2
$\begingroup$

How does one determine the length of the smallest period of the following sequence: $$f[n] = \left< n \right>_N - \left< n \right>_M$$ where $\left<n\right>_N$ represents $n \pmod N$ and $\left<n\right>_M$ represents $n \pmod M$. It is clear that $N$ is the period length of the sequence generated by $\left< n \right>_N$ and $M$ is the period length of the sequence generated by $\left<n\right>_M$. It would not be too difficult to show that $f[n]$ is periodic with $NM$, but this may not be the smallest period.

My initial reaction is that the period length of $f[n]$ is the least common multiple of $N$ and $M$, but how does one go about showing this?

$\endgroup$
2
$\begingroup$

You're right: $f$ is periodic of period $L=\mbox{lcm}(N,M)$. To prove this:
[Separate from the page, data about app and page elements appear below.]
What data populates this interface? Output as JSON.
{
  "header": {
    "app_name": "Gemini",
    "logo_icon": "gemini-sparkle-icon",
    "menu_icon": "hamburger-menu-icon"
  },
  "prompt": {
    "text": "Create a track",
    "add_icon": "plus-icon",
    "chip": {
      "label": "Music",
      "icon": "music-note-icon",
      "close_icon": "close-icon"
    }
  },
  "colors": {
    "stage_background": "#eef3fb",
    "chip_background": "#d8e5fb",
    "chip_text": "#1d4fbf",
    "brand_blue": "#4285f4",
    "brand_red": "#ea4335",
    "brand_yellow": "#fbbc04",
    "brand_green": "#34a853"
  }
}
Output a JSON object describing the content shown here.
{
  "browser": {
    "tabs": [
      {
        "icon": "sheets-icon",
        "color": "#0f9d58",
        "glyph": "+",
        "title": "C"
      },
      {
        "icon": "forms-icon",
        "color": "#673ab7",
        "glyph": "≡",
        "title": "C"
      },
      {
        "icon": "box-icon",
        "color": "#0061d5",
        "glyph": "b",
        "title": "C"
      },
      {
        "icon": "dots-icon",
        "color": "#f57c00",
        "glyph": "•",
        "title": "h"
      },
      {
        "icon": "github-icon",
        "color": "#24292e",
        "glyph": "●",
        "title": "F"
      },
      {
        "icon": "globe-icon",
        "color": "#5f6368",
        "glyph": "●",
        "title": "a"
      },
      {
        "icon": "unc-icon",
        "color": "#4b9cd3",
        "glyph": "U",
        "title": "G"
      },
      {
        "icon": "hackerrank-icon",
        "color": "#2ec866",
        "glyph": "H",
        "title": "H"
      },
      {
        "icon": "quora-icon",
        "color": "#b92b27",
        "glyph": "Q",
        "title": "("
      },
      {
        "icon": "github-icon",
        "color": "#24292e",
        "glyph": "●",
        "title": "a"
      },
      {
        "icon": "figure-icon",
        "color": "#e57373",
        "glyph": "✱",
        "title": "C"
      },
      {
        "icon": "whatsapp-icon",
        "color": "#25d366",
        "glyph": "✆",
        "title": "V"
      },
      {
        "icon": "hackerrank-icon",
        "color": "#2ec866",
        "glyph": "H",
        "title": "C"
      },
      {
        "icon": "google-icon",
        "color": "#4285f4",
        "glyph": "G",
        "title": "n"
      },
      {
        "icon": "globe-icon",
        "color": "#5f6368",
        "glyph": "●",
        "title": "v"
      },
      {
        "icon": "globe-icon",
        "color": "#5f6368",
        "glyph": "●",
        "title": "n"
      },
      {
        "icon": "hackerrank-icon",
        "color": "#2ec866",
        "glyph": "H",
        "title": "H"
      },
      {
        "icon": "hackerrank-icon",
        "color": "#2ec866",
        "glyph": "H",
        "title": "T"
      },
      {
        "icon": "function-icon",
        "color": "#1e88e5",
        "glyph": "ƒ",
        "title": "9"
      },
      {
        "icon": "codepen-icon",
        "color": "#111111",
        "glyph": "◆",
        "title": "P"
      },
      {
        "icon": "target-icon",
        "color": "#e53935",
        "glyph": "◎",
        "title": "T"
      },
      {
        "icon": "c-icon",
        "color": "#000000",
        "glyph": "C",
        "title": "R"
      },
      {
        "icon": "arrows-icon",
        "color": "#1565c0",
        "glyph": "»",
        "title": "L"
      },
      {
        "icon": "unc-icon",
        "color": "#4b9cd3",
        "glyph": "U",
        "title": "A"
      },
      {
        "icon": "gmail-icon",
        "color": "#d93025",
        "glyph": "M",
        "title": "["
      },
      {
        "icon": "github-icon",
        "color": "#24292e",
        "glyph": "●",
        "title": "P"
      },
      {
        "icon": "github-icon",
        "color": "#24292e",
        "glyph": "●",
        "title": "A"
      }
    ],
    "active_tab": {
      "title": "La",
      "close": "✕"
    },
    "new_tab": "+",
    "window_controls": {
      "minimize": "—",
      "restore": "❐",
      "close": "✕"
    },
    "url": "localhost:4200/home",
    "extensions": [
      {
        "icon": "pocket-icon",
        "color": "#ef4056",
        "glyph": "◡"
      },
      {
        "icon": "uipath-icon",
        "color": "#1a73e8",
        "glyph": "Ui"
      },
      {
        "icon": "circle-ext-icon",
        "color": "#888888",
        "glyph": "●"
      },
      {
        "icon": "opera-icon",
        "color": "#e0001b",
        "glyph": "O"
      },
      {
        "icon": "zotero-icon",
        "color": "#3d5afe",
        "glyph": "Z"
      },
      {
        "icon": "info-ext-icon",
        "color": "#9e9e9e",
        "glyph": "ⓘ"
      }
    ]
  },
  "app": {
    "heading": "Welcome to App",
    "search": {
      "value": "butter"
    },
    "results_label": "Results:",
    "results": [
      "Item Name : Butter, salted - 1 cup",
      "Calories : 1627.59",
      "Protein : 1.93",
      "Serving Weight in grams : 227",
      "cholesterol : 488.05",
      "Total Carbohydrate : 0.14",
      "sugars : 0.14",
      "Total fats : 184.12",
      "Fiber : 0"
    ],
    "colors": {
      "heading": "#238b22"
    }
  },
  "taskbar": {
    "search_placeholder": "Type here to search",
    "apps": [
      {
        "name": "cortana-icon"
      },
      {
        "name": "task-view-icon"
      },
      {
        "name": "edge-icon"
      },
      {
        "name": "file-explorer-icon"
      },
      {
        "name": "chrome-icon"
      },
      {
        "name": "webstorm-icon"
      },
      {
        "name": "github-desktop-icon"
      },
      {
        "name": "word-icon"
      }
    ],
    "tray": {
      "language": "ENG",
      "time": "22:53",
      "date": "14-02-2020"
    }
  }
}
  • First establish that $L$ is a period for $f$: prove that $f(n+L)=f(n)$ for all $n$.

  • Next establish that no number less than $L$ is a period for $f$: find all $n$ for which $f(n)=f(0)=0$.

$\endgroup$

Your Answer

By clicking “Post Your Answer”, you agree to our terms of service, privacy policy and cookie policy

Not the answer you're looking for? Browse other questions tagged or ask your own question.